best demonstrated by This Old House heating & plumbing expert Richard Trethewey. A master plumber such as Richard will spend a minimum of fifteen minutes per linear foot on the labor component  (removal of old covers, patching the wall, reinstalling brackets, locating wall studs, etc.) At a conservative $60 per hour rate, the cost of labor alone will add at least $15 per foot to the total expense. A general contractor who might not have the experience of a master plumber might take over twenty minutes per foot. This tedious, fiddly, on-your-hands-and-knees job makes the real cost of choosing dummy covers a very expensive one. The use of galvanized steel or a similar protective coating isn't common – which suggests replacement dummy covers might be needed again in a few years.
Ultimately dummy covers are rarely considered an attractive feature. But incredibly this labor-intensive solution has hardly changed visually in decades. So why would anyone invest in a home renovation project today that installs an architectural detail from the 1950's?

Dummy Cover Alternative

The "Just Paint Over The Rust" Alternative

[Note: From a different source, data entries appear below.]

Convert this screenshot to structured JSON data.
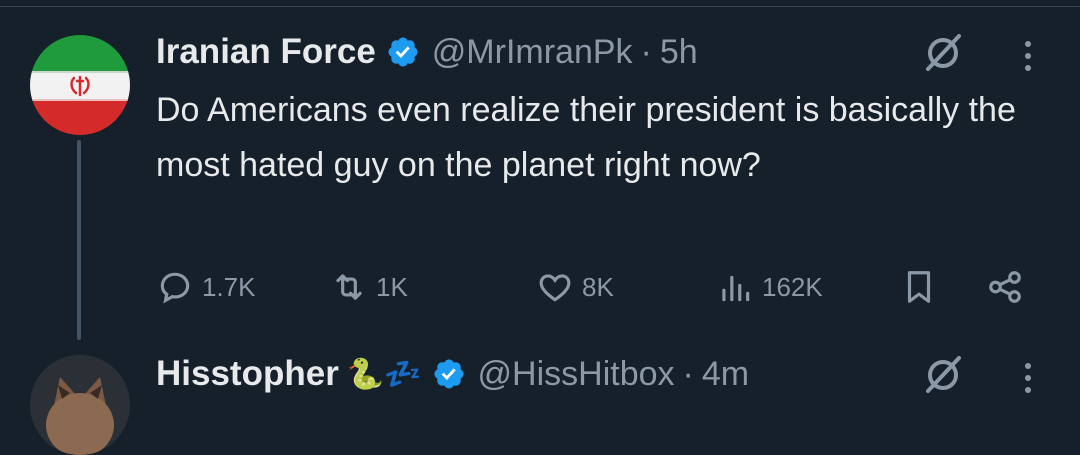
{
  "tweets": [
    {
      "display_name": "Iranian Force",
      "handle": "@MrImranPk",
      "separator": "·",
      "time": "5h",
      "text": "Do Americans even realize their president is basically the most hated guy on the planet right now?",
      "stats": {
        "replies": "1.7K",
        "reposts": "1K",
        "likes": "8K",
        "views": "162K"
      }
    },
    {
      "display_name": "Hisstopher",
      "emoji": "🐍💤",
      "handle": "@HissHitbox",
      "separator": "·",
      "time": "4m"
    }
  ],
  "icons": {
    "verified": "verified-badge-icon",
    "grok": "grok-icon",
    "more": "more-icon",
    "reply": "reply-icon",
    "repost": "repost-icon",
    "like": "like-icon",
    "views": "views-icon",
    "bookmark": "bookmark-icon",
    "share": "share-icon"
  },
  "colors": {
    "background": "#15202b",
    "text": "#e7e9ea",
    "muted": "#8b98a5",
    "verified_blue": "#1d9bf0",
    "divider": "#38444d"
  }
}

If ugly rusty baseboard heaters are in need of a quick fix on a shoe string budget; just paint them. Painting the covers can offer a unique personalized look, but unfortunately this alternative rarely produces high quality results. A few coats of paint will only offer a few thousandths of an inch of protective latex or enamel that will fail to protect long term against rust and physical abuse. Dents, another common characteristic of the original thin gauge steel covers, obviously cannot be painted out. Nonetheless, painting over the original covers is very popular. Paint is cheap and just about anyone can brush on a fresh coat. Similar to the dummy covers, painting baseboard heaters is a very time consuming job when done correctly. Numerous how-to videos exist demonstrating the proper surface preparation techniques.
If a paint job is the chosen method of refurbishment, the process has to be repeated numerous times over the years to keep up with rust and other evidence of wear. Multiple layers of paint on the original covers create problems of their own. Endcaps that refuse to come off for cleaning and dampers that cannot be rotated are just some of the problems caked-on layers of paint can cause. Quite often layers of old paint will fill the small space between the back plate and the wall. Baseboarders® use this thin gap to slide into for a secure installation. Running a dull knife or caulk removal tool should easily clear this area of old paint.

Painting Alternative
The Bottom Line: Baseboarders® cost less than remove and replace, take less time to install than painting and look far more attractive.